“We were able to fine-tune our premix very close to perfection, resulting in a major boost in performance. The mixing process was developed entirely with CFD. By selecting the right shape for the combustion head and the nozzles, and with proper nozzle placement, we managed to keep the flame extremely compact. The flame fits well even in a smaller furnace.”

Kattelus elaborates that a perfect premix will also reduce the risk of CO formation. Typically, when NOx levels go down, CO levels go up. With a perfect premix, all CO is consumed and the problem is avoided.

Another benefit of a long combustion head is that it promotes internal flue gas recirculation (IFGR) in the front section of the furnace. In this process, inert flue gas is mixed into the fuel–air mixture. This cools down the flame, reducing the formation of thermal NOx compounds and enabling the use of a lower O2 content in the flue gas.

“Traditionally, flue gas mixing has been achieved using external flue gas recirculation (FGR), where flue gas is fed into the furnace from the outside. However, external FGR has limitations that can be problematic for some customers in certain situations.”

According to Kattelus, Oilon has verified its new burner family’s delivery reliability and performance with extensive laboratory testing. The products have also been UL-certified. The burner equipment for the first field case in the United States have been commissioned, and more deliveries are currently underway. Oilon has delivered LN30 products to other markets for some years already, with good results.

Oilon has patents pending for the new technology in Europe and China. The technology is already patented in the USA.

CFD modeling is the key to excellent engineering and development

For nearly 15 years, Oilon has utilized CFD calculation in burner engineering and development. Today, CFD is one of the main development tools used at Oilon. In the early years, CFD calculations took a long time to process and tended to deliver inaccurate results, which meant that the tool was relegated to a supportive role. However, as processing power increased, computational models matured and the company’s knowhow expanded, CFD became more viable, and has now served several years as the company’s primary development tool.

“Today, we develop the combustion technology used in our products largely using CFD simulation. Typically, the values we get are pretty much exactly the same as those we measure from the actual physical prototype,” Kattelus says. “We used to make several prototypes during burner development, and testing each a long time. Now, thanks to CFD, we get better results faster and with fewer costs, even in a landscape rife with increasingly stringent requirements. On one hand, the boiler industry tends to keep furnace dimensions as small as possible to reduce costs, and on the other, legislation aims to reduce emission levels. There is a conflict between these two, as a smaller furnace will increase NOx emissions.”
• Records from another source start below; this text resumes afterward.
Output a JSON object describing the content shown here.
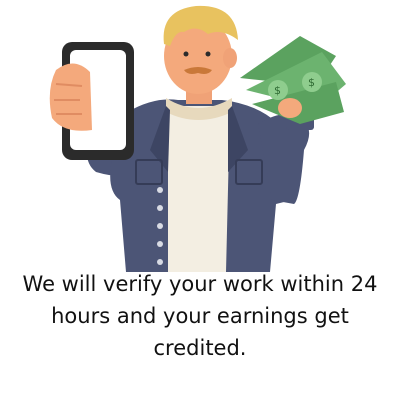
{
  "illustration": {
    "icon": "man-holding-phone-and-cash-icon",
    "colors": {
      "jacket": "#4c5576",
      "shirt": "#f3eee2",
      "sweater": "#e7d9bd",
      "skin": "#f4a97c",
      "hair": "#e8c25f",
      "money": "#6cb36f",
      "phone": "#2b2b2b"
    }
  },
  "message": {
    "line1": "We will verify your work within 24",
    "line2": "hours and your earnings get",
    "line3": "credited."
  }
}
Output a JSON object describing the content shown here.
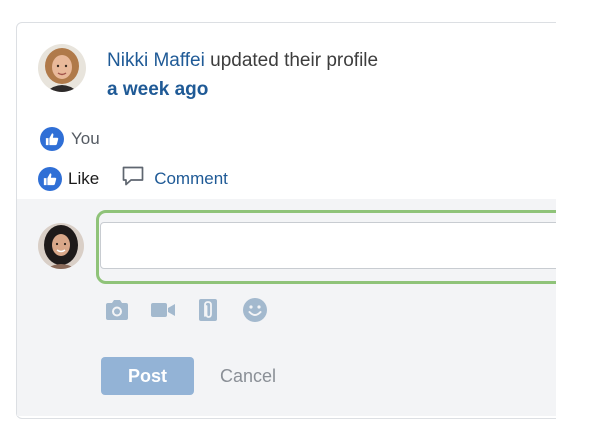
{
  "post": {
    "author_name": "Nikki Maffei",
    "action_text": "updated their profile",
    "timestamp": "a week ago"
  },
  "reactions": {
    "likers_text": "You",
    "like_label": "Like",
    "comment_label": "Comment"
  },
  "composer": {
    "value": "",
    "post_label": "Post",
    "cancel_label": "Cancel",
    "media_icons": [
      "camera-icon",
      "video-icon",
      "attachment-icon",
      "emoji-icon"
    ]
  },
  "colors": {
    "link": "#1f5a96",
    "like_badge": "#2f6fd6",
    "post_button": "#93b3d6",
    "highlight": "#8fc379",
    "composer_bg": "#f3f4f6"
  }
}
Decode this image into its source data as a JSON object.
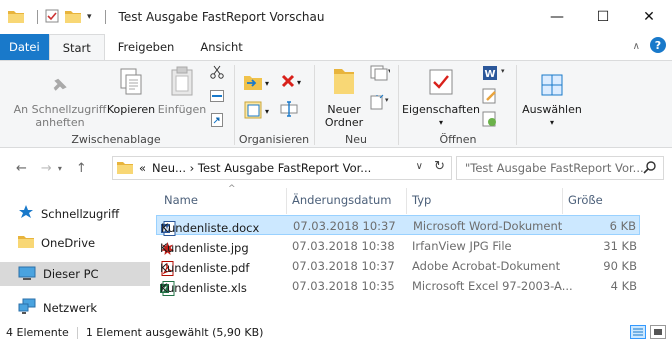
{
  "window": {
    "title": "Test Ausgabe FastReport Vorschau",
    "minimize": "—",
    "maximize": "☐",
    "close": "✕"
  },
  "tabs": [
    {
      "label": "Datei"
    },
    {
      "label": "Start"
    },
    {
      "label": "Freigeben"
    },
    {
      "label": "Ansicht"
    }
  ],
  "ribbon": {
    "clipboard": {
      "pin_label": "An Schnellzugriff anheften",
      "copy_label": "Kopieren",
      "paste_label": "Einfügen",
      "group_label": "Zwischenablage"
    },
    "organize": {
      "group_label": "Organisieren"
    },
    "new": {
      "new_folder_label": "Neuer Ordner",
      "group_label": "Neu"
    },
    "open": {
      "properties_label": "Eigenschaften",
      "group_label": "Öffnen"
    },
    "select": {
      "select_label": "Auswählen"
    }
  },
  "address": {
    "prefix": "«",
    "path": "Neu... › Test Ausgabe FastReport Vor...",
    "search_placeholder": "\"Test Ausgabe FastReport Vor..."
  },
  "sidebar": {
    "items": [
      {
        "label": "Schnellzugriff",
        "icon": "star-icon"
      },
      {
        "label": "OneDrive",
        "icon": "folder-icon"
      },
      {
        "label": "Dieser PC",
        "icon": "computer-icon"
      },
      {
        "label": "Netzwerk",
        "icon": "network-icon"
      }
    ]
  },
  "columns": {
    "name": "Name",
    "date": "Änderungsdatum",
    "type": "Typ",
    "size": "Größe"
  },
  "files": [
    {
      "name": "Kundenliste.docx",
      "date": "07.03.2018 10:37",
      "type": "Microsoft Word-Dokument",
      "size": "6 KB",
      "icon": "word-file-icon",
      "selected": true
    },
    {
      "name": "Kundenliste.jpg",
      "date": "07.03.2018 10:38",
      "type": "IrfanView JPG File",
      "size": "31 KB",
      "icon": "irfanview-file-icon",
      "selected": false
    },
    {
      "name": "Kundenliste.pdf",
      "date": "07.03.2018 10:37",
      "type": "Adobe Acrobat-Dokument",
      "size": "90 KB",
      "icon": "pdf-file-icon",
      "selected": false
    },
    {
      "name": "Kundenliste.xls",
      "date": "07.03.2018 10:35",
      "type": "Microsoft Excel 97-2003-A...",
      "size": "4 KB",
      "icon": "excel-file-icon",
      "selected": false
    }
  ],
  "status": {
    "count": "4 Elemente",
    "selection": "1 Element ausgewählt (5,90 KB)"
  },
  "colors": {
    "accent": "#1979ca",
    "selection": "#cce8ff"
  }
}
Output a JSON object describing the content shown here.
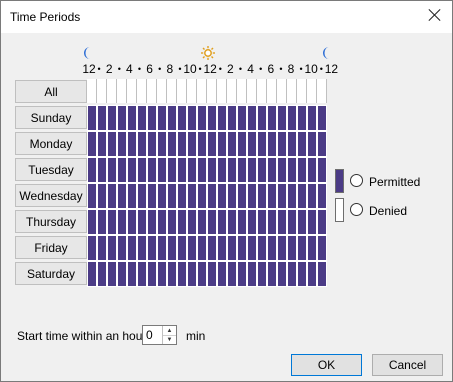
{
  "window": {
    "title": "Time Periods"
  },
  "hours": {
    "labels": [
      "12",
      "2",
      "4",
      "6",
      "8",
      "10",
      "12",
      "2",
      "4",
      "6",
      "8",
      "10",
      "12"
    ],
    "separator": "•",
    "icons": [
      "moon-icon",
      "sun-icon",
      "moon-icon"
    ]
  },
  "schedule": {
    "all_label": "All",
    "days": [
      "Sunday",
      "Monday",
      "Tuesday",
      "Wednesday",
      "Thursday",
      "Friday",
      "Saturday"
    ],
    "slots_per_day": 24,
    "state": "permitted"
  },
  "legend": {
    "permitted_label": "Permitted",
    "denied_label": "Denied",
    "permitted_color": "#4b3b86",
    "denied_color": "#ffffff"
  },
  "start": {
    "label": "Start time within an hour:",
    "value": "0",
    "unit": "min"
  },
  "buttons": {
    "ok": "OK",
    "cancel": "Cancel"
  },
  "colors": {
    "accent": "#4b3b86",
    "moon": "#2f6fd6",
    "sun": "#e0a020"
  }
}
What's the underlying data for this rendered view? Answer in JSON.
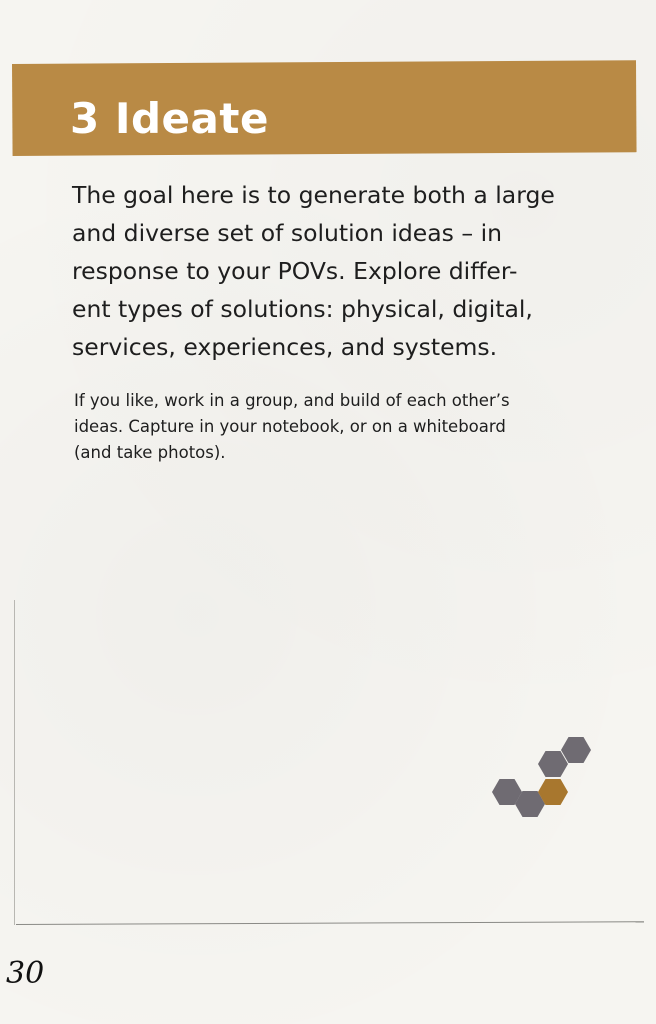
{
  "section": {
    "title": "3 Ideate"
  },
  "body": {
    "intro_lines": [
      "The goal here is to generate both a large",
      "and diverse set of solution ideas – in",
      "response to your POVs.  Explore differ-",
      "ent types of solutions: physical, digital,",
      "services, experiences, and systems."
    ],
    "note_lines": [
      "If you like, work in a group, and build of each other’s",
      "ideas.  Capture in your notebook, or on a whiteboard",
      "(and take photos)."
    ]
  },
  "footer": {
    "page_number": "30"
  },
  "colors": {
    "header_band": "#b98a45",
    "hex_gray": "#6f6b72",
    "hex_accent": "#a8772e"
  },
  "icons": {
    "decoration": "hexagon-cluster-icon"
  }
}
“Naturally, both boiler performance and the amount of NOx emissions depend on both parts of the sum: the burner and the furnace. Emission levels depend on several parameters, but the main rule is that improving the transmission of heat from the flame to the furnace will always reduce NOx emissions. There are many ways to improve this, such as optimizing furnace dimensions, furnace corrugation, and minimizing the use of refractory. CFD modeling allows us to work with boiler manufacturers to ensure the best possible result.”

Unique CFD know-how and an excellent laboratory

Over the years, Oilon has acquired an extensive experience and a unique know-how in utilizing CFD modeling. This expertise is supported by excellent laboratory facilities in the company’s product development center. These two form a combination that is hard to beat: measurements from the laboratory are used to develop CFD models, which, in turn, are verified and further tested in the laboratory. According to Kattelus, the company has the world’s most advanced natural gas combustion models, especially when it comes to emission modeling.